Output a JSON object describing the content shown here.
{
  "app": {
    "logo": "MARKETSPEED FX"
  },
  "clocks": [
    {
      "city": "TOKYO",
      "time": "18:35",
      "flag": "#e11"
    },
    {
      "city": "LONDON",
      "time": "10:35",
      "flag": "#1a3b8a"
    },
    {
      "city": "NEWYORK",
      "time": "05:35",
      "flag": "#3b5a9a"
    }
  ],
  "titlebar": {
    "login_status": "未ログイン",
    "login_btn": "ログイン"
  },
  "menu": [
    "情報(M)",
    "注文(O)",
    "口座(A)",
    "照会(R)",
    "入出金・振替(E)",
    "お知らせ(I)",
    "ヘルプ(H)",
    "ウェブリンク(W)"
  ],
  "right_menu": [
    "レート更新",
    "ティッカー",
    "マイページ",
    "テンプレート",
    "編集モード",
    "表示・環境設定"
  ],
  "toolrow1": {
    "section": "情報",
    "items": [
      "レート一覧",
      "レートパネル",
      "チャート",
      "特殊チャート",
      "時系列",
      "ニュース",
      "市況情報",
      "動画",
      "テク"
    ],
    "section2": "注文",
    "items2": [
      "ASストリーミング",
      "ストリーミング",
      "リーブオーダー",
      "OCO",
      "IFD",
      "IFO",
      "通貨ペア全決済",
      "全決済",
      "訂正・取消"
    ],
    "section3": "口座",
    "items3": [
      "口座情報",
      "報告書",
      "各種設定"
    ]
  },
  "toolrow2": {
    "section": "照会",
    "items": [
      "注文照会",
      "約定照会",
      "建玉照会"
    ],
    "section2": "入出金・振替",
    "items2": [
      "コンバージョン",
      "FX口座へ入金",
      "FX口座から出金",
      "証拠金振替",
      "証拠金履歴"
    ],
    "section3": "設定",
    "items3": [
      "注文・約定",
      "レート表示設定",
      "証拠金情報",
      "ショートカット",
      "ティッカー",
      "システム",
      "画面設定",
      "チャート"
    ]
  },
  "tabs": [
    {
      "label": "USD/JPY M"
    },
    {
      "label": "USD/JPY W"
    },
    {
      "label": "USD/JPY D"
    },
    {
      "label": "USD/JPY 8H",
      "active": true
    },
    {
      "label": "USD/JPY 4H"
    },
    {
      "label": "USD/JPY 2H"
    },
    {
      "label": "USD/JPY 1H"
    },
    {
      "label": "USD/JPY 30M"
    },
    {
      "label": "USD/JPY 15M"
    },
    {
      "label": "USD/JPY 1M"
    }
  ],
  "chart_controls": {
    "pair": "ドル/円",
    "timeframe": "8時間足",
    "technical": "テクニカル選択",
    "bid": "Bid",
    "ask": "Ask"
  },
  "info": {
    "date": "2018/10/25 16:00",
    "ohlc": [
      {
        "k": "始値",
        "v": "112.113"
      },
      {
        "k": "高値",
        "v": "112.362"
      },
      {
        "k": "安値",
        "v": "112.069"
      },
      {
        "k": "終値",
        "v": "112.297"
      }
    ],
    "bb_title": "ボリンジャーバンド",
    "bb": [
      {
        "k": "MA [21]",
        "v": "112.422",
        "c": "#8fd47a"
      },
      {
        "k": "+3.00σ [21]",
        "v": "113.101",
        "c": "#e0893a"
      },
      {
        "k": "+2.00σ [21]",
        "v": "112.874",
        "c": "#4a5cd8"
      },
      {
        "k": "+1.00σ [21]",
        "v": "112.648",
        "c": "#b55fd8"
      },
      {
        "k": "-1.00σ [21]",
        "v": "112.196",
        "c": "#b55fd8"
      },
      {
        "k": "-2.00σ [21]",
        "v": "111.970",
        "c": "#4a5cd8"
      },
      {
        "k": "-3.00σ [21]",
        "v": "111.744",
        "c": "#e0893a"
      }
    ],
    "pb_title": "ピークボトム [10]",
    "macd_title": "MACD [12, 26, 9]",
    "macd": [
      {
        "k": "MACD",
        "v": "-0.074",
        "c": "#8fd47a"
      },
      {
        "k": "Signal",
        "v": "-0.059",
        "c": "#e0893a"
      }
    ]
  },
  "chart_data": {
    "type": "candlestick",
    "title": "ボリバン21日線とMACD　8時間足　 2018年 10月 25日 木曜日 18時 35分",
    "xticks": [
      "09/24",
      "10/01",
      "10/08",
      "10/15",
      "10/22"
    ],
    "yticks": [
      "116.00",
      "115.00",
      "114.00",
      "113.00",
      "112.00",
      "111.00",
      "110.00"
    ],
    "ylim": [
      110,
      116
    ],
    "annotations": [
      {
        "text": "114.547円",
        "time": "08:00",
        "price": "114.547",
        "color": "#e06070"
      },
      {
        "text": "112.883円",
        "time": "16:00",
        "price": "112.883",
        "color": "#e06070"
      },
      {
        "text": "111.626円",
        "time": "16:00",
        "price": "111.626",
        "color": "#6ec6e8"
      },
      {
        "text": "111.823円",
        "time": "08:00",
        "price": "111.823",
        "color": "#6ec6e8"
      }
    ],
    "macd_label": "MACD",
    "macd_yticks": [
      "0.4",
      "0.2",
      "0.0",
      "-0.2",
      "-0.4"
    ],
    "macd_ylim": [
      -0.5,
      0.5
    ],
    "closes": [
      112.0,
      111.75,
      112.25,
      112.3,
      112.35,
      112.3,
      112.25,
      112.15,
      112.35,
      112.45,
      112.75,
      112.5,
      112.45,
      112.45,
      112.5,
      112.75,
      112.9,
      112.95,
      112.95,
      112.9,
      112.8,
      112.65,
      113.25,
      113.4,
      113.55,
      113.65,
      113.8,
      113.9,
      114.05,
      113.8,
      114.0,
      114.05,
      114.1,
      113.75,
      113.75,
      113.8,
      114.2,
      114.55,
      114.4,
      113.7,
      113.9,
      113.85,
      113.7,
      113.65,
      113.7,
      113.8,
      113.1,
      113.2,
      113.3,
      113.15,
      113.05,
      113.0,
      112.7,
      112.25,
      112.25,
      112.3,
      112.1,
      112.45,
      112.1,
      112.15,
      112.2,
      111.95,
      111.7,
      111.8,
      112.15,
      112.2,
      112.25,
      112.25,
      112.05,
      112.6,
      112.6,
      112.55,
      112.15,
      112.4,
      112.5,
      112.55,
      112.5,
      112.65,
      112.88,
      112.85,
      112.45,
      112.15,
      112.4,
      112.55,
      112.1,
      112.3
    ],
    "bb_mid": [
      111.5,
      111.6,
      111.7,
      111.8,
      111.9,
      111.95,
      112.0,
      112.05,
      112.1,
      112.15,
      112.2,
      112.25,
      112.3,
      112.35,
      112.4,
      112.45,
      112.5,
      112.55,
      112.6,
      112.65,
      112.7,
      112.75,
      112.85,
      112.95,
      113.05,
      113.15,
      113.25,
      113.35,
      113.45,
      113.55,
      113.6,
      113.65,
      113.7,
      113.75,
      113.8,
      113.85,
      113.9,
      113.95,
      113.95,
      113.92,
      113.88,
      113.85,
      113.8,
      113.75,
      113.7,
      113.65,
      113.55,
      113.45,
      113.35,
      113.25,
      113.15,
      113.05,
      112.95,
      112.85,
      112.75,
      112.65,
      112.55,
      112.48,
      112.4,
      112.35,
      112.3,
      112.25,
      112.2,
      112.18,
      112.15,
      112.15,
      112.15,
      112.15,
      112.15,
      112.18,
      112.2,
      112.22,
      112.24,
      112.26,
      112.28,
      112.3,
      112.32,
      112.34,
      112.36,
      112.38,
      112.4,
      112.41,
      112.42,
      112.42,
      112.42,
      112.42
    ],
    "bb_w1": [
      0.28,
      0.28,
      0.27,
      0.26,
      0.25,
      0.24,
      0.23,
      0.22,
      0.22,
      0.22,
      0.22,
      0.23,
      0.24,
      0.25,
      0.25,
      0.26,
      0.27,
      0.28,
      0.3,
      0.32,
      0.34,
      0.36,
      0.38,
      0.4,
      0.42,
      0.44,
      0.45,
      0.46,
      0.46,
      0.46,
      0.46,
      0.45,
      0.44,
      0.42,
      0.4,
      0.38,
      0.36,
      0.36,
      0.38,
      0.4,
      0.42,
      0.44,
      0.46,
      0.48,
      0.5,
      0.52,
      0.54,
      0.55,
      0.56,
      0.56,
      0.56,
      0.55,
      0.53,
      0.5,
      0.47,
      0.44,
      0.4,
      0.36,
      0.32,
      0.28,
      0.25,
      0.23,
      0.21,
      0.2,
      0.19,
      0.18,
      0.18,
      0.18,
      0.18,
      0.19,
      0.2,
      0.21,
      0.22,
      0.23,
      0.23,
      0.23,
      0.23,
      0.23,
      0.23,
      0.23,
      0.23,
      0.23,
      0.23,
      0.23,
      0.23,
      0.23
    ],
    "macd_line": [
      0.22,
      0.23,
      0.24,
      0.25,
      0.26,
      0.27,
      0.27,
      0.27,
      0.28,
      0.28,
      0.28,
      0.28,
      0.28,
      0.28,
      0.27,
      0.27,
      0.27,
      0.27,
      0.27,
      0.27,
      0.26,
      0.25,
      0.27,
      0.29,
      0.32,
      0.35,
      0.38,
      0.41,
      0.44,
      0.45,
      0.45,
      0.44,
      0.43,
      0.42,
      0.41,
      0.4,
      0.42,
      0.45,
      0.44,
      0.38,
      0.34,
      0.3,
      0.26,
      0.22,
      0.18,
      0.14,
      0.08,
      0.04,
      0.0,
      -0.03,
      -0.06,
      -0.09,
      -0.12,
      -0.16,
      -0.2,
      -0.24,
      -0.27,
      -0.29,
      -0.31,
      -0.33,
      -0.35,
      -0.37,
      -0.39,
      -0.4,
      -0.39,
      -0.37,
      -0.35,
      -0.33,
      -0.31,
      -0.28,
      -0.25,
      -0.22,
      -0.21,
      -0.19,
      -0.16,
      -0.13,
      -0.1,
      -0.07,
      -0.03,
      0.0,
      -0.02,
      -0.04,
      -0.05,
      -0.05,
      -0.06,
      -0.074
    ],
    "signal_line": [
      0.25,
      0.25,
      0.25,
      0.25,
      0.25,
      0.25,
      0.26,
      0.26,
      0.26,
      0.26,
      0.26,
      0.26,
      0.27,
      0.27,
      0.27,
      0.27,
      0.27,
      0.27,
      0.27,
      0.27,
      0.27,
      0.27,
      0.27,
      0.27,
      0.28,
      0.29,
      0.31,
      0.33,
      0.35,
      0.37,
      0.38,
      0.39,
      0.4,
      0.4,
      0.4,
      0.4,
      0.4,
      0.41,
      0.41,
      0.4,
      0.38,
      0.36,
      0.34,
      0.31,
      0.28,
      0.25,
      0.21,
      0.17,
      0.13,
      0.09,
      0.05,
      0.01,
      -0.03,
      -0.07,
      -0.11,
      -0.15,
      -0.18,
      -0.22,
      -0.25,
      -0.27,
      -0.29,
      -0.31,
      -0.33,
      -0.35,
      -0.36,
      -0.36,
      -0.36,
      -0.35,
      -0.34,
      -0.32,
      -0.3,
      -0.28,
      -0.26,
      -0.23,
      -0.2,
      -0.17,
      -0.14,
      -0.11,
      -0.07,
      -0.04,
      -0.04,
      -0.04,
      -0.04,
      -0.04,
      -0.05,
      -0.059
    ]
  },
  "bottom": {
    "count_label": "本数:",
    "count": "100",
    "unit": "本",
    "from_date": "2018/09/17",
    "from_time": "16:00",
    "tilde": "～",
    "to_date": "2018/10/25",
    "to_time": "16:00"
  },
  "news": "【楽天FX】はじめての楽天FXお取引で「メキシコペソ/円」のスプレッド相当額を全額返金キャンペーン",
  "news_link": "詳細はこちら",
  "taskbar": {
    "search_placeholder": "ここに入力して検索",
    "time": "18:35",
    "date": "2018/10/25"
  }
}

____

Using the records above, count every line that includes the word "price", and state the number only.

Result for this exercise: 4